ABSTRACT: Economic evaluations are increasingly being used by policy makers to evaluate the relative costs and benefits of healthcare interventions. These analyses provide economic and clinical evidence to decision makers seeking to make recommendations on treatment alternatives for patients. This article describes the economic evidence on the atypical antipsychotics currently approved for the treatment of bipolar disorder. This area remains under-researched. A literature search identified only six relevant studies of atypical antipsychotics in bipolar disorder: two retrospective database analyses, three economic analyses alongside clinical trials and one cost-effectiveness analysis. Based on the limited available studies, there appears to be no significant difference in healthcare resource use between olanzapine, quetiapine, risperidone and valproate semisodium (divalproex sodium; an antiepileptic drug and a standard treatment for mania associated with bipolar disorder). While a cost-effectiveness study for the UK found haloperidol (a conventional antipsychotic) to be more cost effective than atypical antipsychotics, these results must be considered with caution because of the non-inclusion of adverse effects in the model.

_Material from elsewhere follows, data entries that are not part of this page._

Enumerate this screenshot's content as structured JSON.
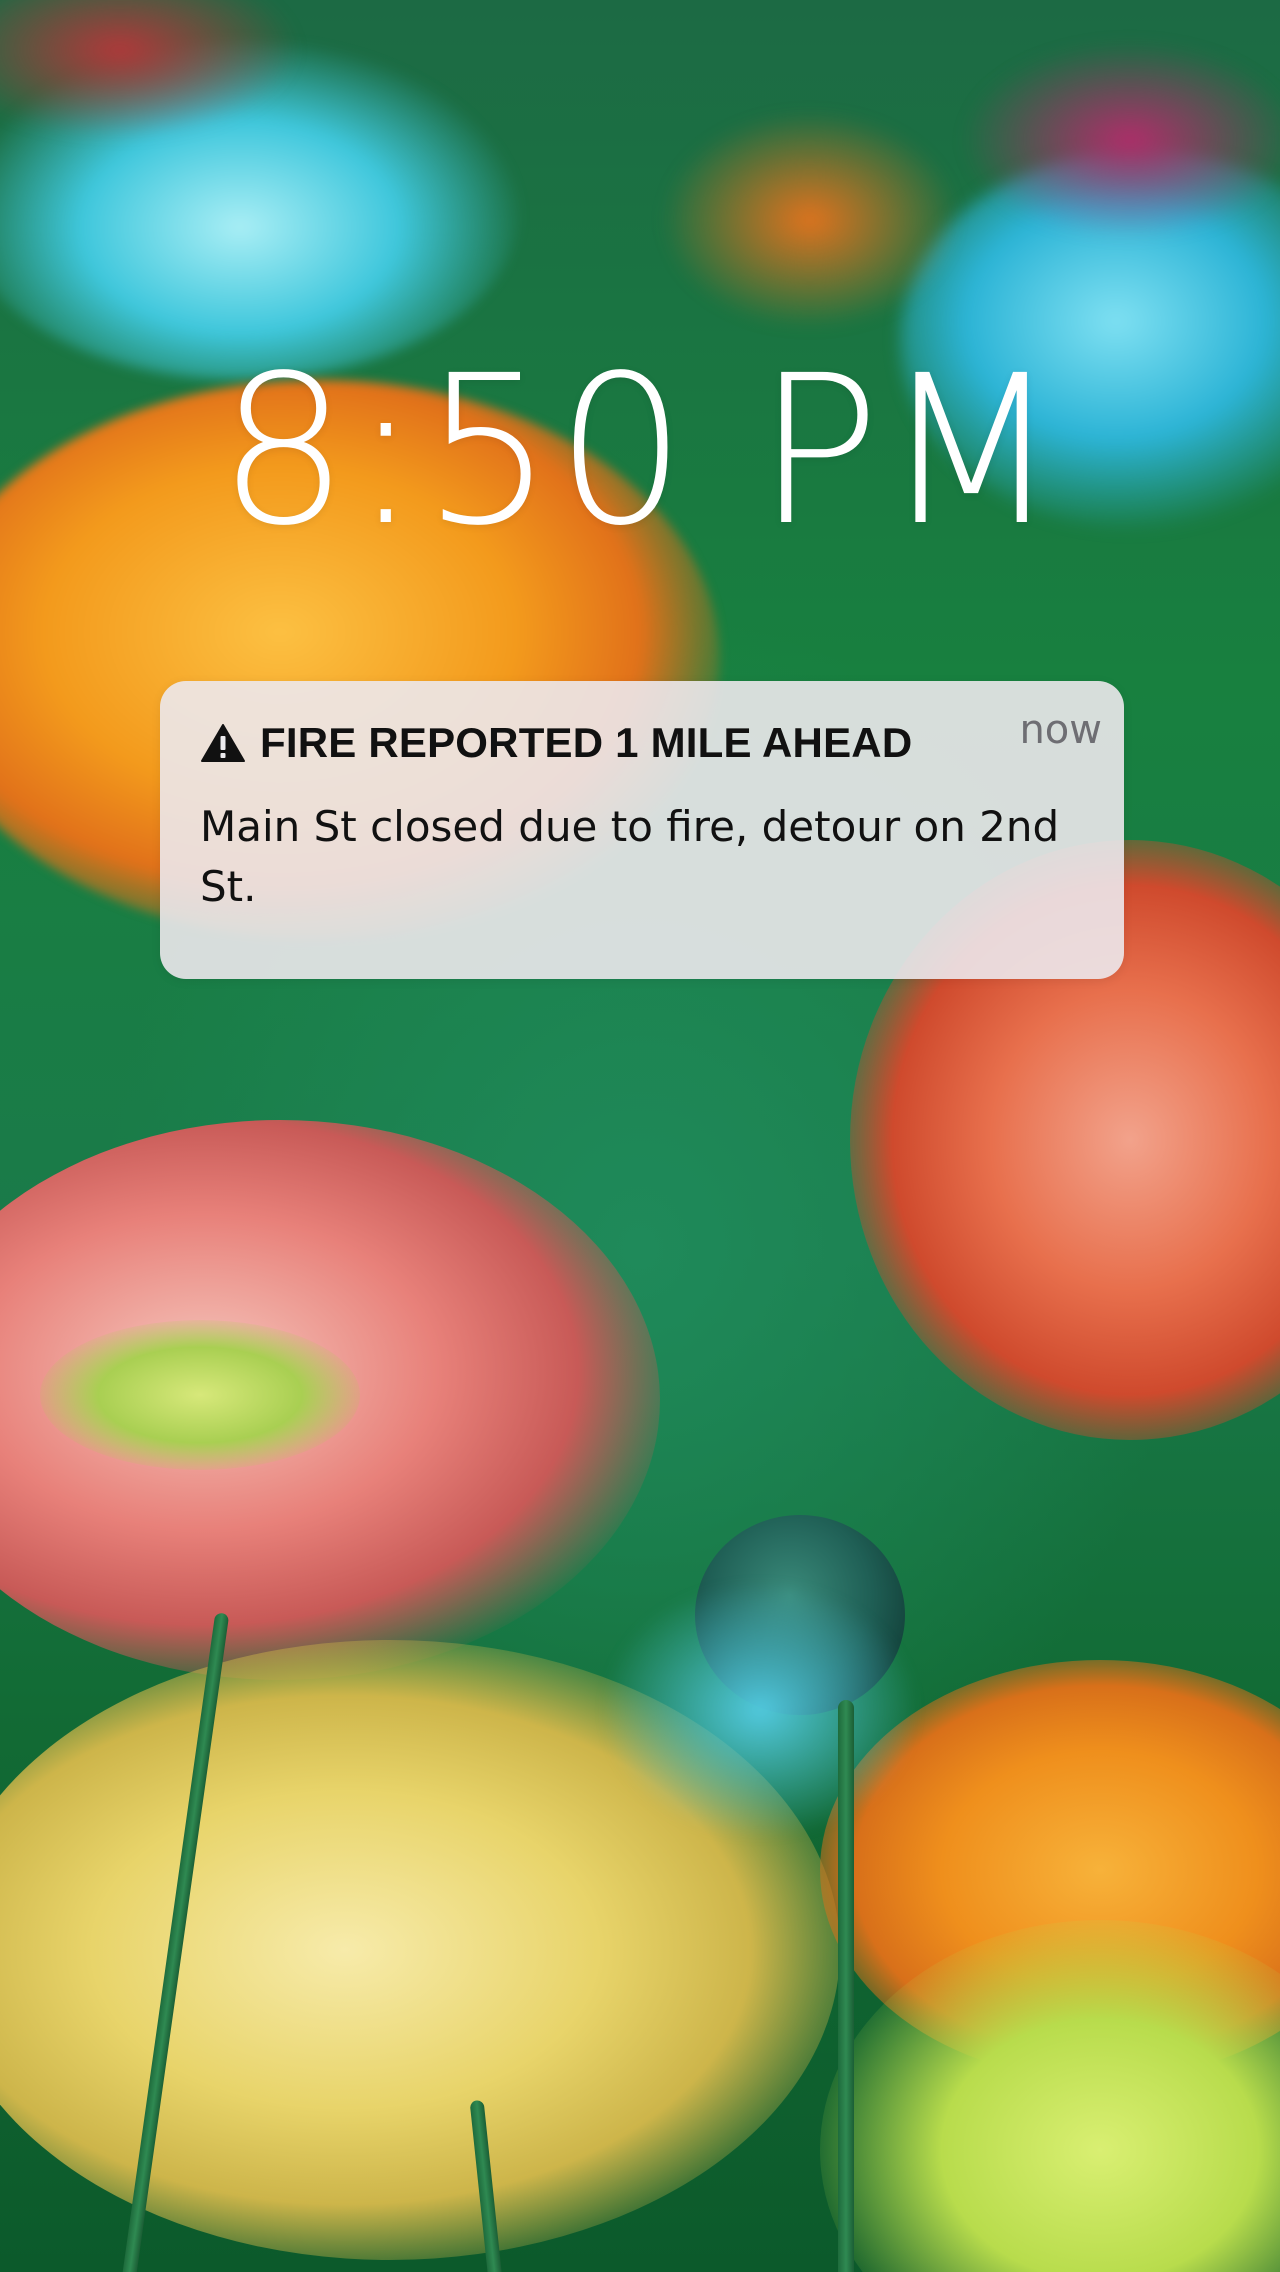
{
  "lockscreen": {
    "time": "8:50 PM"
  },
  "notification": {
    "icon": "warning-triangle-icon",
    "title": "FIRE REPORTED 1 MILE AHEAD",
    "timestamp": "now",
    "body": "Main St closed due to fire, detour on 2nd St."
  },
  "wallpaper": {
    "description_colors": {
      "teal": "#2fb8d6",
      "orange": "#f39a1c",
      "pink": "#e8817a",
      "red_orange": "#e4663e",
      "yellow": "#e8d46a",
      "green": "#1a7a4a"
    }
  }
}
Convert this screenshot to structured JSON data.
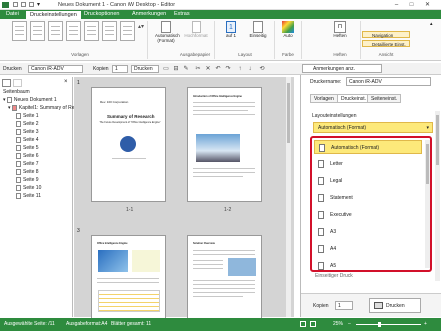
{
  "window": {
    "title": "Neues Dokument 1 - Canon iW Desktop - Editor"
  },
  "ribbon_tabs": [
    "Datei",
    "Druckeinstellungen",
    "Druckoptionen",
    "Anmerkungen",
    "Extras"
  ],
  "ribbon": {
    "group_vorlagen": "Vorlagen",
    "group_ausgabepapier": "Ausgabepapier",
    "group_layout": "Layout",
    "group_farbe": "Farbe",
    "group_heften": "Heften",
    "group_ansicht": "Ansicht",
    "ausgabeformat_label": "Automatisch (Format)",
    "ausrichtung_label": "Hochformat",
    "nup_value": "1",
    "nup_label": "auf 1",
    "duplex_label": "Einseitig",
    "color_label": "Auto",
    "staple_label": "Heften",
    "navigation_label": "Navigation",
    "detail_label": "Detaillierte Einst."
  },
  "toolbar": {
    "printer_label": "Drucken",
    "printer_value": "Canon iR-ADV",
    "copies_label": "Kopien",
    "copies_value": "1",
    "print_button": "Drucken",
    "annotations_button": "Anmerkungen anz."
  },
  "tree": {
    "header": "Seitenbaum",
    "root": "Neues Dokument 1",
    "chapter": "Kapitel1: Summary of Re",
    "pages": [
      "Seite 1",
      "Seite 2",
      "Seite 3",
      "Seite 4",
      "Seite 5",
      "Seite 6",
      "Seite 7",
      "Seite 8",
      "Seite 9",
      "Seite 10",
      "Seite 11"
    ]
  },
  "preview": {
    "group1": "1",
    "group3": "3",
    "page1_label": "1-1",
    "page2_label": "1-2",
    "page1_header": "Rev. 100 Corporation",
    "page1_title": "Summary of Research",
    "page1_subtitle": "The Future Development of \"Office Intelligence Engine\"",
    "page2_title": "Introduction of Office Intelligence Engine",
    "page3_title": "Office Intelligence Engine",
    "page4_title": "Solution Overview"
  },
  "rightpanel": {
    "printer_label": "Druckername:",
    "printer_value": "Canon iR-ADV",
    "tabs": [
      "Vorlagen",
      "Druckeinst.",
      "Seiteneinst."
    ],
    "section": "Layouteinstellungen",
    "format_value": "Automatisch (Format)",
    "dropdown_items": [
      "Automatisch (Format)",
      "Letter",
      "Legal",
      "Statement",
      "Executive",
      "A3",
      "A4",
      "A5"
    ],
    "below_dropdown": "Einseitiger Druck",
    "copies_label": "Kopien",
    "copies_value": "1",
    "print_button": "Drucken"
  },
  "statusbar": {
    "selected_page": "Ausgewählte Seite: /11",
    "format": "Ausgabeformat:A4",
    "total": "Blätter gesamt: 11",
    "zoom": "25%"
  },
  "colors": {
    "accent": "#2e8b3e",
    "highlight": "#d2102a",
    "selected_bg": "#fde97a"
  }
}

No economic data are available for aripiprazole, clozapine or ziprasidone in bipolar disorder. Until more economic evidence becomes available, the economic implications of atypical antipsychotic treatment in patients with bipolar disorder are unlikely to significantly impact on prescribing and treatment patterns. Future economic studies evaluating atypical antipsychotics in bipolar disorder should address the issue of long-term costs and effectiveness to reflect the chronic nature of the disease, the variety of health states that patients may experience and the range of treatments they may receive. A better understanding of the complex interplay between effectiveness, safety, quality of life, adherence and resource use should ultimately contribute to improving the treatment of bipolar disorder.
CNS Drugs 02/2006; 20(7):591-9. · 4.80 Impact Factor